== Work to complete ==
Look for the word "page" in the material below, then report each line where it occurs.

Top of Dataset

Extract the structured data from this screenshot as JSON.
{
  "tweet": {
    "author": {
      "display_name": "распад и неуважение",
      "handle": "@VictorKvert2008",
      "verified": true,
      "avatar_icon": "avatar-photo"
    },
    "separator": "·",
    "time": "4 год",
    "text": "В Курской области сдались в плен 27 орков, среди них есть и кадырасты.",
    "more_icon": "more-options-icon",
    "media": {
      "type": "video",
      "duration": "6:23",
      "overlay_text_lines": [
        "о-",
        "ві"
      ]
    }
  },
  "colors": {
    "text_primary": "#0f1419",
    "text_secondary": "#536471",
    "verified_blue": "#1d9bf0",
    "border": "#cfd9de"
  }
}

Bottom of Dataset
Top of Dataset

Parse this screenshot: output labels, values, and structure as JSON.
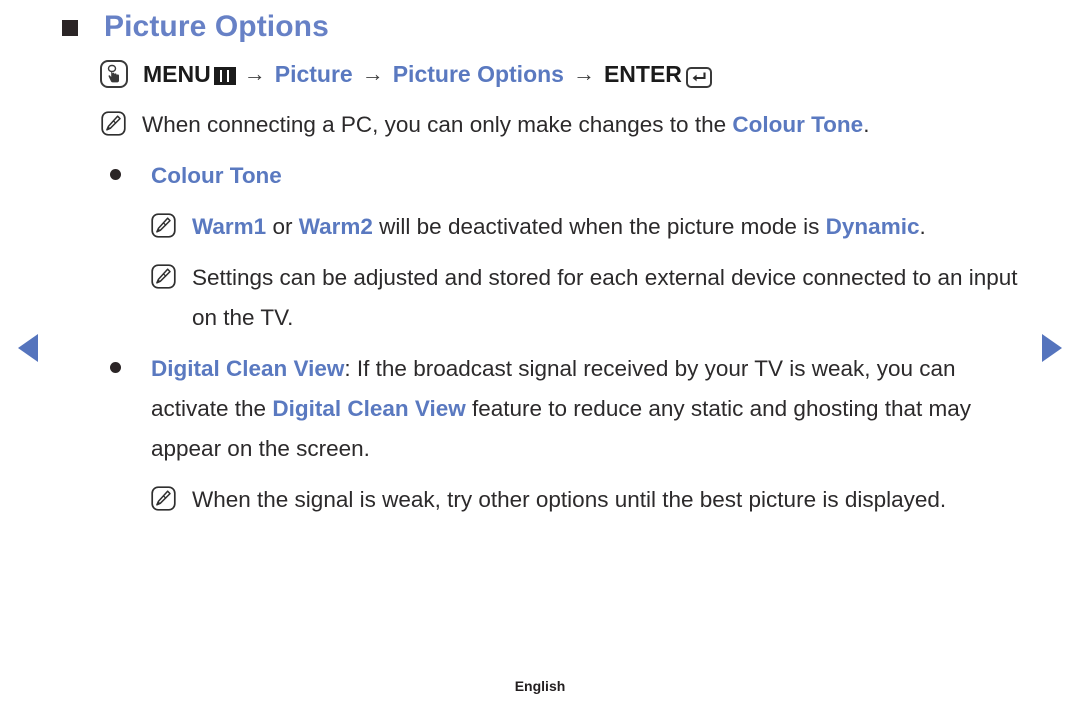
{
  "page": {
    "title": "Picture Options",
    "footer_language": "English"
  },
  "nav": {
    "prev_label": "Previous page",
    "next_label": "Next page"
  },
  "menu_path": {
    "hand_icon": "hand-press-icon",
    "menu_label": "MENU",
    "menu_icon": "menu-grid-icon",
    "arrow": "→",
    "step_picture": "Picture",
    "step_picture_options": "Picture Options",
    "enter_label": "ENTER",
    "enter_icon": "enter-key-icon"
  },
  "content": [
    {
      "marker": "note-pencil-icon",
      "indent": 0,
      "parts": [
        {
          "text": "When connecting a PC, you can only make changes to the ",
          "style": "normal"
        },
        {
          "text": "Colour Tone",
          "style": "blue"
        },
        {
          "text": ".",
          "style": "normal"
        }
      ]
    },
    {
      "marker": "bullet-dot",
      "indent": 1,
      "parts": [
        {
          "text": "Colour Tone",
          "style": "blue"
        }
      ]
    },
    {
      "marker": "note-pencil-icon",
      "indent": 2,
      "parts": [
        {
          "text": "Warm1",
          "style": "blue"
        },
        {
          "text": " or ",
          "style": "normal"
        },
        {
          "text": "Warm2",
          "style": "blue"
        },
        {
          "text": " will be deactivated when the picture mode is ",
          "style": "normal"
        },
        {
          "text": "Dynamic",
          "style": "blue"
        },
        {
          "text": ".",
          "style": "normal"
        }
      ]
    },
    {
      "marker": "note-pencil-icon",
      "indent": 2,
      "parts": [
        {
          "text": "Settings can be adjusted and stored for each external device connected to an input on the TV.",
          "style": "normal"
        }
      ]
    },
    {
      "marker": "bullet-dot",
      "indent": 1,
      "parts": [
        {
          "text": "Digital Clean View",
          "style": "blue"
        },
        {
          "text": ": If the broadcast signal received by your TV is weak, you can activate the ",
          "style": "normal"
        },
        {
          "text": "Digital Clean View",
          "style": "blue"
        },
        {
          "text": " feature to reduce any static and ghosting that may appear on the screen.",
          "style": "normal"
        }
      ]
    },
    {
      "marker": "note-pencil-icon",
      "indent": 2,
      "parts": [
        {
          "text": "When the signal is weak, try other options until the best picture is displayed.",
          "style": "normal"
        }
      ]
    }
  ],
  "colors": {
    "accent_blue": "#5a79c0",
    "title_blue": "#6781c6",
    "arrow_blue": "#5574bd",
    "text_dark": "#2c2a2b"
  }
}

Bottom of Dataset

== Reply ==
  "page": {
    "prev_label": "Previous page",
    "next_label": "Next page"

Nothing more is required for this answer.